- **Description of the task**:
Tally up every line in the records beneath that has "true", and write down only the total.

Collection entries:
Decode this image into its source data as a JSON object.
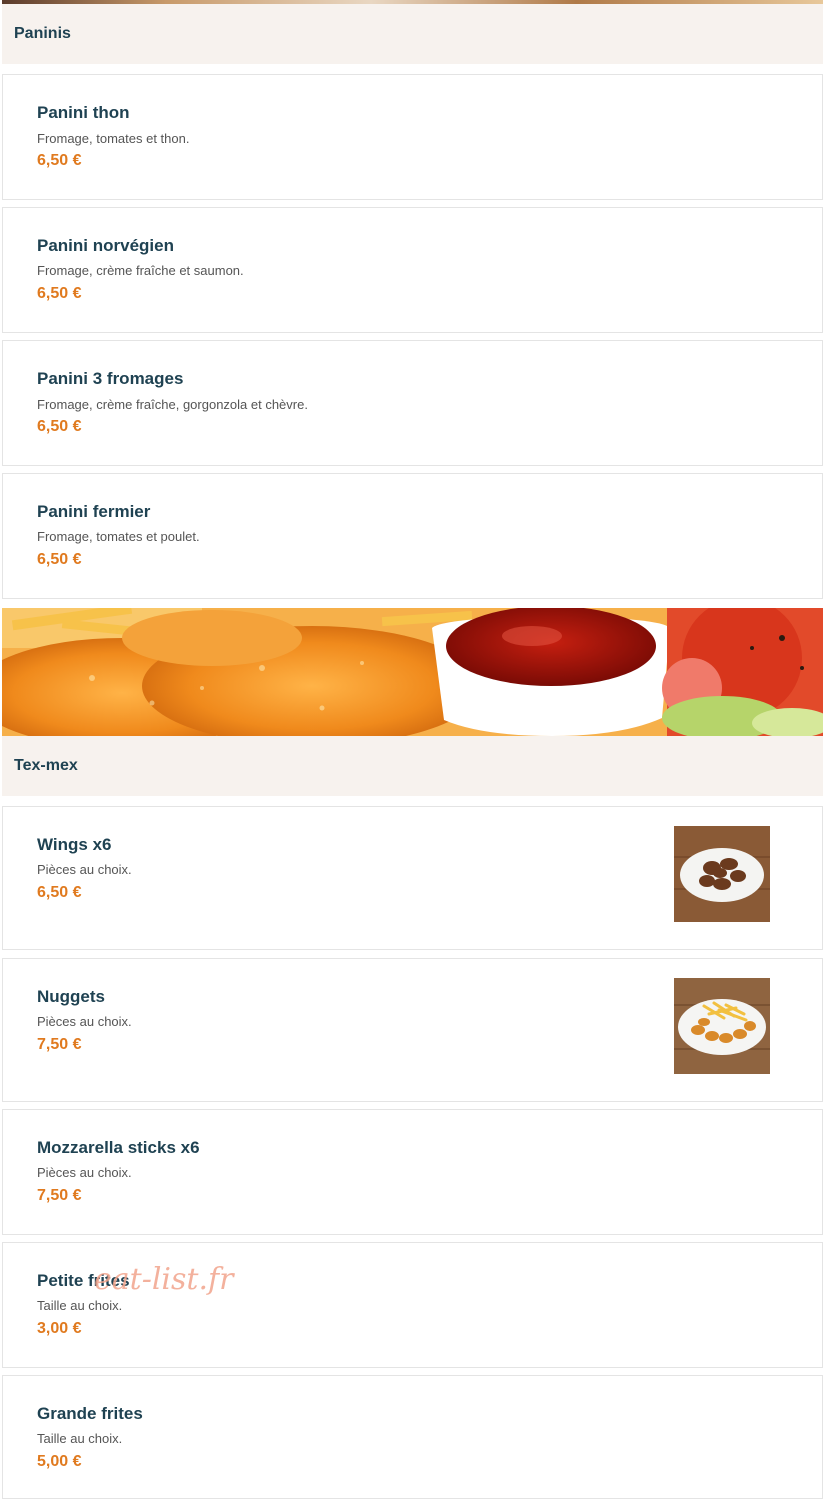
{
  "sections": [
    {
      "title": "Paninis",
      "items": [
        {
          "name": "Panini thon",
          "desc": "Fromage, tomates et thon.",
          "price": "6,50 €"
        },
        {
          "name": "Panini norvégien",
          "desc": "Fromage, crème fraîche et saumon.",
          "price": "6,50 €"
        },
        {
          "name": "Panini 3 fromages",
          "desc": "Fromage, crème fraîche, gorgonzola et chèvre.",
          "price": "6,50 €"
        },
        {
          "name": "Panini fermier",
          "desc": "Fromage, tomates et poulet.",
          "price": "6,50 €"
        }
      ]
    },
    {
      "title": "Tex-mex",
      "items": [
        {
          "name": "Wings x6",
          "desc": "Pièces au choix.",
          "price": "6,50 €"
        },
        {
          "name": "Nuggets",
          "desc": "Pièces au choix.",
          "price": "7,50 €"
        },
        {
          "name": "Mozzarella sticks x6",
          "desc": "Pièces au choix.",
          "price": "7,50 €"
        },
        {
          "name": "Petite frites",
          "desc": "Taille au choix.",
          "price": "3,00 €"
        },
        {
          "name": "Grande frites",
          "desc": "Taille au choix.",
          "price": "5,00 €"
        }
      ]
    }
  ],
  "watermark": "eat-list.fr",
  "colors": {
    "title": "#1f4252",
    "price": "#e07a1f",
    "header_bg": "#f7f2ee",
    "border": "#e4e4e4"
  }
}
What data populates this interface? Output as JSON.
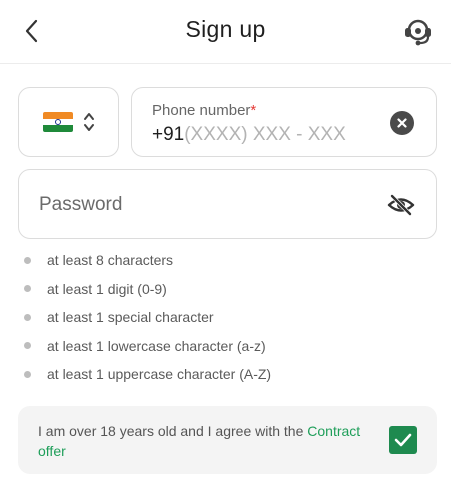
{
  "header": {
    "title": "Sign up",
    "back_icon": "chevron-left-icon",
    "support_icon": "headset-support-icon"
  },
  "phone": {
    "country_flag": "india-flag",
    "label": "Phone number",
    "required_mark": "*",
    "prefix": "+91",
    "mask": "(XXXX) XXX - XXX",
    "clear_icon": "clear-icon"
  },
  "password": {
    "placeholder": "Password",
    "toggle_icon": "eye-off-icon"
  },
  "rules": [
    "at least 8 characters",
    "at least 1 digit (0-9)",
    "at least 1 special character",
    "at least 1 lowercase character (a-z)",
    "at least 1 uppercase character (A-Z)"
  ],
  "agreement": {
    "text": "I am over 18 years old and I agree with the ",
    "link_text": "Contract offer",
    "checked": true
  },
  "colors": {
    "accent": "#1e8a4f",
    "link": "#1e9e59",
    "required": "#e53935"
  }
}
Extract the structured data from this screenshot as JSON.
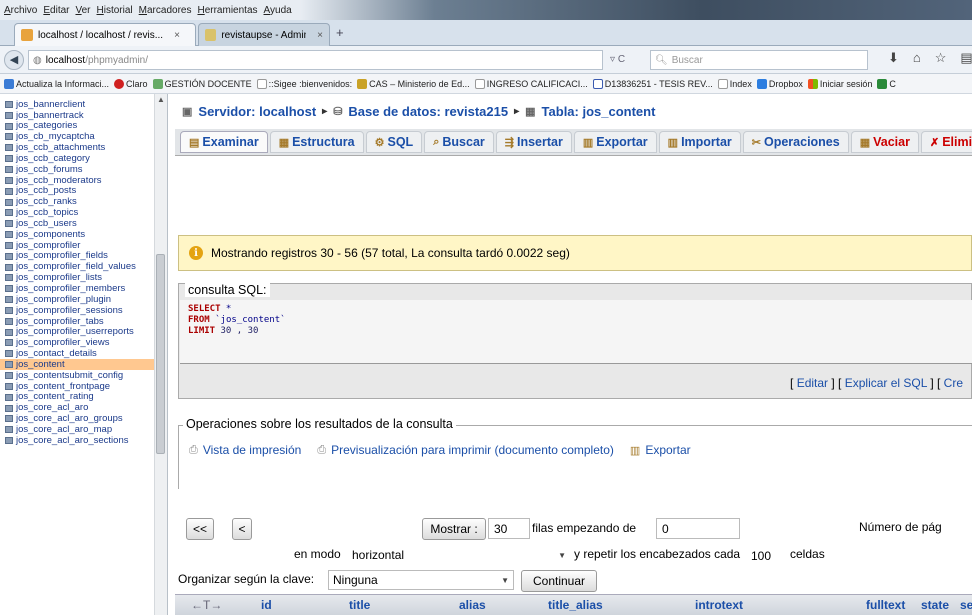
{
  "browser": {
    "menu": [
      "Archivo",
      "Editar",
      "Ver",
      "Historial",
      "Marcadores",
      "Herramientas",
      "Ayuda"
    ],
    "tabs": [
      {
        "label": "localhost / localhost / revis...",
        "close": "×"
      },
      {
        "label": "revistaupse - Administración",
        "close": "×"
      }
    ],
    "new_tab": "+",
    "url_host": "localhost",
    "url_path": "/phpmyadmin/",
    "search_placeholder": "Buscar",
    "bookmarks": [
      "Actualiza la Informaci...",
      "Claro",
      "GESTIÓN DOCENTE",
      "::Sigee :bienvenidos:",
      "CAS – Ministerio de Ed...",
      "INGRESO CALIFICACI...",
      "D13836251 - TESIS REV...",
      "Index",
      "Dropbox",
      "Iniciar sesión",
      "C"
    ]
  },
  "sidebar": {
    "items": [
      "jos_bannerclient",
      "jos_bannertrack",
      "jos_categories",
      "jos_cb_mycaptcha",
      "jos_ccb_attachments",
      "jos_ccb_category",
      "jos_ccb_forums",
      "jos_ccb_moderators",
      "jos_ccb_posts",
      "jos_ccb_ranks",
      "jos_ccb_topics",
      "jos_ccb_users",
      "jos_components",
      "jos_comprofiler",
      "jos_comprofiler_fields",
      "jos_comprofiler_field_values",
      "jos_comprofiler_lists",
      "jos_comprofiler_members",
      "jos_comprofiler_plugin",
      "jos_comprofiler_sessions",
      "jos_comprofiler_tabs",
      "jos_comprofiler_userreports",
      "jos_comprofiler_views",
      "jos_contact_details",
      "jos_content",
      "jos_contentsubmit_config",
      "jos_content_frontpage",
      "jos_content_rating",
      "jos_core_acl_aro",
      "jos_core_acl_aro_groups",
      "jos_core_acl_aro_map",
      "jos_core_acl_aro_sections"
    ],
    "selected": "jos_content"
  },
  "breadcrumb": {
    "server": "Servidor: localhost",
    "database": "Base de datos: revista215",
    "table": "Tabla: jos_content"
  },
  "tabs": [
    "Examinar",
    "Estructura",
    "SQL",
    "Buscar",
    "Insertar",
    "Exportar",
    "Importar",
    "Operaciones",
    "Vaciar",
    "Elimin"
  ],
  "notice": "Mostrando registros 30 - 56 (57 total, La consulta tardó 0.0022 seg)",
  "sql": {
    "legend": "consulta SQL:",
    "line1_kw": "SELECT",
    "line1_rest": " *",
    "line2_kw": "FROM",
    "line2_rest": " `jos_content`",
    "line3_kw": "LIMIT",
    "line3_rest": " 30 , 30",
    "links_open": "[ ",
    "edit": "Editar",
    "links_mid1": " ] [ ",
    "explain": "Explicar el SQL",
    "links_mid2": " ] [ ",
    "create": "Cre"
  },
  "ops": {
    "legend": "Operaciones sobre los resultados de la consulta",
    "print_view": "Vista de impresión",
    "print_full": "Previsualización para imprimir (documento completo)",
    "export": "Exportar"
  },
  "nav": {
    "first": "<<",
    "prev": "<",
    "show_button": "Mostrar :",
    "rows_value": "30",
    "rows_label": "filas empezando de",
    "start_value": "0",
    "page_label": "Número de pág",
    "mode_label": "en modo",
    "mode_value": "horizontal",
    "repeat_label": "y repetir los encabezados cada",
    "repeat_value": "100",
    "cells_label": "celdas",
    "sort_label": "Organizar según la clave:",
    "sort_value": "Ninguna",
    "continue_button": "Continuar"
  },
  "table": {
    "arrows": "←T→",
    "columns": [
      "id",
      "title",
      "alias",
      "title_alias",
      "introtext",
      "fulltext",
      "state",
      "se"
    ]
  }
}
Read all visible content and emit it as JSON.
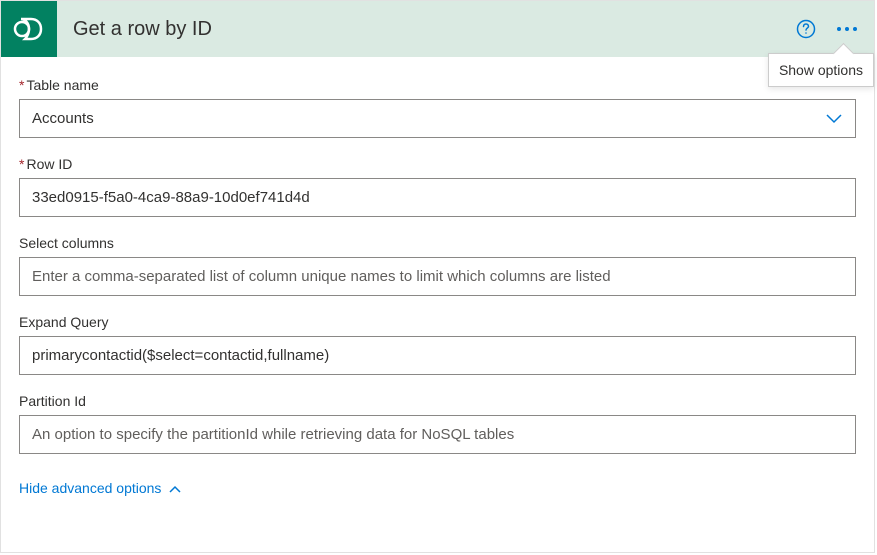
{
  "header": {
    "title": "Get a row by ID",
    "tooltip": "Show options"
  },
  "fields": {
    "tableName": {
      "label": "Table name",
      "value": "Accounts",
      "required": true
    },
    "rowId": {
      "label": "Row ID",
      "value": "33ed0915-f5a0-4ca9-88a9-10d0ef741d4d",
      "required": true
    },
    "selectColumns": {
      "label": "Select columns",
      "placeholder": "Enter a comma-separated list of column unique names to limit which columns are listed",
      "value": ""
    },
    "expandQuery": {
      "label": "Expand Query",
      "value": "primarycontactid($select=contactid,fullname)"
    },
    "partitionId": {
      "label": "Partition Id",
      "placeholder": "An option to specify the partitionId while retrieving data for NoSQL tables",
      "value": ""
    }
  },
  "advancedToggle": "Hide advanced options"
}
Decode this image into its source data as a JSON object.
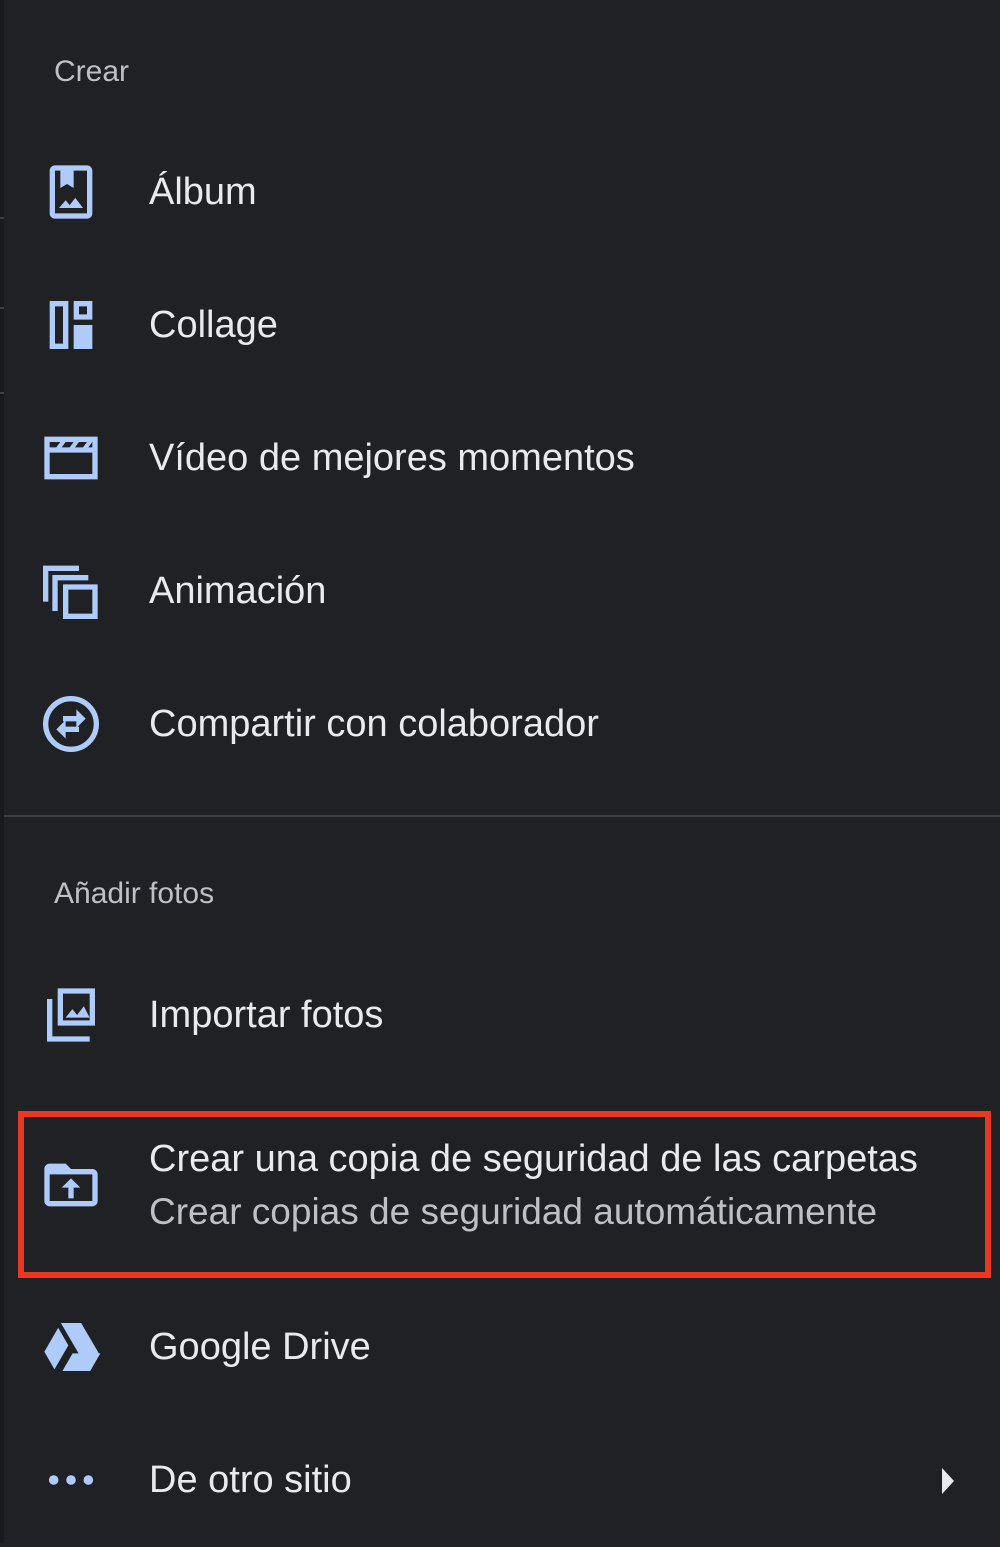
{
  "sections": {
    "create": {
      "header": "Crear",
      "items": [
        {
          "label": "Álbum",
          "icon": "album-icon"
        },
        {
          "label": "Collage",
          "icon": "collage-icon"
        },
        {
          "label": "Vídeo de mejores momentos",
          "icon": "movie-icon"
        },
        {
          "label": "Animación",
          "icon": "animation-icon"
        },
        {
          "label": "Compartir con colaborador",
          "icon": "partner-sharing-icon"
        }
      ]
    },
    "add": {
      "header": "Añadir fotos",
      "items": [
        {
          "label": "Importar fotos",
          "icon": "import-photos-icon"
        },
        {
          "label": "Crear una copia de seguridad de las carpetas",
          "secondary": "Crear copias de seguridad automáticamente",
          "icon": "folder-upload-icon"
        },
        {
          "label": "Google Drive",
          "icon": "google-drive-icon"
        },
        {
          "label": "De otro sitio",
          "icon": "more-horiz-icon",
          "has_submenu": true
        }
      ]
    }
  },
  "colors": {
    "background": "#202124",
    "primary_text": "#e8eaed",
    "secondary_text": "#bdc1c6",
    "icon": "#aecbfa",
    "highlight_border": "#e8381f"
  }
}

- **Answer for this exercise**:
4